Thursday, August 21, 2008
Afghanistan goal: permanent US bases, as usual
The Afghan fire looks set to spread, but there is a way out
Far from being a noble cause, the occupation of Afghanistan is poisoning the region and will never bring peace or security.
Seumas Milne, The Guardian (UK) 21 August 2008. Excerpts:
The original aims of the invasion, it will be recalled, were the capture or killing of Osama bin Laden and the Taliban leader, Mullah Omar, and the destruction of al-Qaida in the aftermath of 9/11. None of those aims have been achieved. Instead, the US and its friends brought back to power an alliance of brutal and corrupt warlords, gave them new identities as democrats with phony elections, and drove the Taliban and al-Qaida leaderships over the border to Pakistan.
Far from reducing the threat of terrorism, this... has simply spread it around the region, bringing forth an increasingly potent campaign of resistance... a certain recipe for conflict without end.
The Afghan war certainly cannot be won, but the bitterly unpopular 2005 agreement for indefinite bases in the country left no doubt that the US is planning to stay for the long haul. NATO's secretary general, Jaap de Hoop Scheffer, made clear... that western interests in Afghanistan went well beyond good governance to the strategic interest in having a permanent military presence in a state that borders central Asia, China, Iran and Pakistan.
The only way to end the war is the withdrawal of foreign troops as part of a political settlement negotiated with all the significant players in the country, including the Taliban, and guaranteed by the regional powers and neighbouring states. A large majority of Afghans say they back negotiations with the Taliban, even in western-conducted opinion polls. The Taliban themselves insist they will only talk once foreign troops have withdrawn.
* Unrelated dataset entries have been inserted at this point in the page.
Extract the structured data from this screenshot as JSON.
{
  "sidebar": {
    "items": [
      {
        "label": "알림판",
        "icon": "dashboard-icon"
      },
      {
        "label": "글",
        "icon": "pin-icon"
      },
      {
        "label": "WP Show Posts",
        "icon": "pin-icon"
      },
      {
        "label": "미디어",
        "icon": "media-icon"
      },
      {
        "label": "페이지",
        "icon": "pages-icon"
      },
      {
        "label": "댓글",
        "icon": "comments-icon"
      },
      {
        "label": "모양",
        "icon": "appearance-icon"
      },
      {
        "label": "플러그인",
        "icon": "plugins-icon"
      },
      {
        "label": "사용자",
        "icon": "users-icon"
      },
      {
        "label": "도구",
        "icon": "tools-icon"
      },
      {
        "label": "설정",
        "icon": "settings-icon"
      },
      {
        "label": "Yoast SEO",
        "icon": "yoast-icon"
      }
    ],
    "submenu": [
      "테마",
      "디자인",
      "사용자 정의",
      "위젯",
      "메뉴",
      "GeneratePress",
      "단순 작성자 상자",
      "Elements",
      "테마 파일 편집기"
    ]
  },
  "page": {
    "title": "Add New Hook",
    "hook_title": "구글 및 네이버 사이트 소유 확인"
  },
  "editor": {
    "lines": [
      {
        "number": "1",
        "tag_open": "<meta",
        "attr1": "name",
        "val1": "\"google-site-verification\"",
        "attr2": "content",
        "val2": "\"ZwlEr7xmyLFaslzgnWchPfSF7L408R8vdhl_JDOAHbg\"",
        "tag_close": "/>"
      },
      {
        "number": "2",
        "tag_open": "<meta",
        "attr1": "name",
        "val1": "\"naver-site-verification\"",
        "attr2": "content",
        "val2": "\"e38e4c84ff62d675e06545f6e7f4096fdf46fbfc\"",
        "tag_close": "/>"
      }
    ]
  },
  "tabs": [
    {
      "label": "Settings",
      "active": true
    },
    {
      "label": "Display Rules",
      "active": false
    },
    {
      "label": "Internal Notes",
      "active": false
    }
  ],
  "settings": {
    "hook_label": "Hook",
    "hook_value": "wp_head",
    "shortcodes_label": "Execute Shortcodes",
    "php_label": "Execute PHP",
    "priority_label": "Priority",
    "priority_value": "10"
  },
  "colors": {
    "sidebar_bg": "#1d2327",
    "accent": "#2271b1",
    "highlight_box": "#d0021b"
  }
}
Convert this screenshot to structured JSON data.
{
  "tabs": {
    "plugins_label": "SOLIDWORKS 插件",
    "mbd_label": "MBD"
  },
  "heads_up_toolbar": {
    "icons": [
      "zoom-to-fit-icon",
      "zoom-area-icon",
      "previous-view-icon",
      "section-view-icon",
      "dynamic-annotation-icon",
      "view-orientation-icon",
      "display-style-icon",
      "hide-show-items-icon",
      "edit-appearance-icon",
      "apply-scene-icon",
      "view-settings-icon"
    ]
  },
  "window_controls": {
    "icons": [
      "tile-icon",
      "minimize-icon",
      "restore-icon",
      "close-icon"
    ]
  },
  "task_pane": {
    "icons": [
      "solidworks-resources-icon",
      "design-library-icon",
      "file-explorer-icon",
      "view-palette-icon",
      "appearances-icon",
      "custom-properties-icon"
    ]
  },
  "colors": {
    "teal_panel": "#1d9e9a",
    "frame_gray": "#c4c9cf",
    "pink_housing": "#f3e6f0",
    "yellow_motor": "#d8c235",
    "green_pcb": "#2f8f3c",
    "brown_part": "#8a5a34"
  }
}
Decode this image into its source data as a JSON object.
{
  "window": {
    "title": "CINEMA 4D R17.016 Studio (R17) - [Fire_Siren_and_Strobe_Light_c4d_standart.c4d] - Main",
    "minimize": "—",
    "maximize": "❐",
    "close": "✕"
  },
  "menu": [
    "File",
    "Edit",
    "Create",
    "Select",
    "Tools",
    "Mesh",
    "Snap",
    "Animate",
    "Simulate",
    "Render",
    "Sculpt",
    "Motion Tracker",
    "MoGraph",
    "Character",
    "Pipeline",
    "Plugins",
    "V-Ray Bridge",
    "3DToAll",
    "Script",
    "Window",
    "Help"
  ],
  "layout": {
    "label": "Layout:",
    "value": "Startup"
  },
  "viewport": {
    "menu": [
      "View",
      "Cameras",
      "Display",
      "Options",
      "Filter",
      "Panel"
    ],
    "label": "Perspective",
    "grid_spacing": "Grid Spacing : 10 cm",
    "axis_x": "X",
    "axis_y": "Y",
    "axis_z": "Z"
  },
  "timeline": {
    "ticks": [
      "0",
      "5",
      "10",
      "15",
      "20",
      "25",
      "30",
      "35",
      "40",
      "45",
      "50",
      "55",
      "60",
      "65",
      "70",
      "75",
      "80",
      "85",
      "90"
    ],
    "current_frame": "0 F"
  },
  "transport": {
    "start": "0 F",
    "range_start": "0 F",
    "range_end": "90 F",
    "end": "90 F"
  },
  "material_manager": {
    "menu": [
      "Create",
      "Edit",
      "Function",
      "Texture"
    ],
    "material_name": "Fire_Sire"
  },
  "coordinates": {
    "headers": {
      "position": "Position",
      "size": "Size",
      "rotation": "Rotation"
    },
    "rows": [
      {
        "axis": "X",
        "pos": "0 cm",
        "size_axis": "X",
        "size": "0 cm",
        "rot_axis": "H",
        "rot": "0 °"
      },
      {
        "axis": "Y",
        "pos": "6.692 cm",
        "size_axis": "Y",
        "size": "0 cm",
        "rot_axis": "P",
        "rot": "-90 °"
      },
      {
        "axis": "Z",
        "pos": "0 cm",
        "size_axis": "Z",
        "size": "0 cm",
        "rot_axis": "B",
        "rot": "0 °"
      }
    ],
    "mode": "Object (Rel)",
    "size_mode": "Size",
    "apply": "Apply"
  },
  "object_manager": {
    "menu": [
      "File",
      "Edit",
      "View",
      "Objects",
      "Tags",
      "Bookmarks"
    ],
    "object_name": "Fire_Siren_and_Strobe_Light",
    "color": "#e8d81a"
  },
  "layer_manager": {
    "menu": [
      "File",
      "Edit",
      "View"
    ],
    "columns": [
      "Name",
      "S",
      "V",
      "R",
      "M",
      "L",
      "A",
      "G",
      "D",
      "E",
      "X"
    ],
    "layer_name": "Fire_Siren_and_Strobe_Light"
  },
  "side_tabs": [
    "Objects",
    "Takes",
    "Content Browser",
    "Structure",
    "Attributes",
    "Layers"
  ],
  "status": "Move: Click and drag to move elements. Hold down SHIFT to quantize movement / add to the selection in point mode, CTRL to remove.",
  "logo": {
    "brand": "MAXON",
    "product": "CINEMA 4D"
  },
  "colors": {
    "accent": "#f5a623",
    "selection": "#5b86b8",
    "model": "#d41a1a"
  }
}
If that were the only obstacle, it could surely be choreographed as a parallel process. But given the scale of commitments made by the US and NATO, the fire of the Afghan war seems bound to spread further.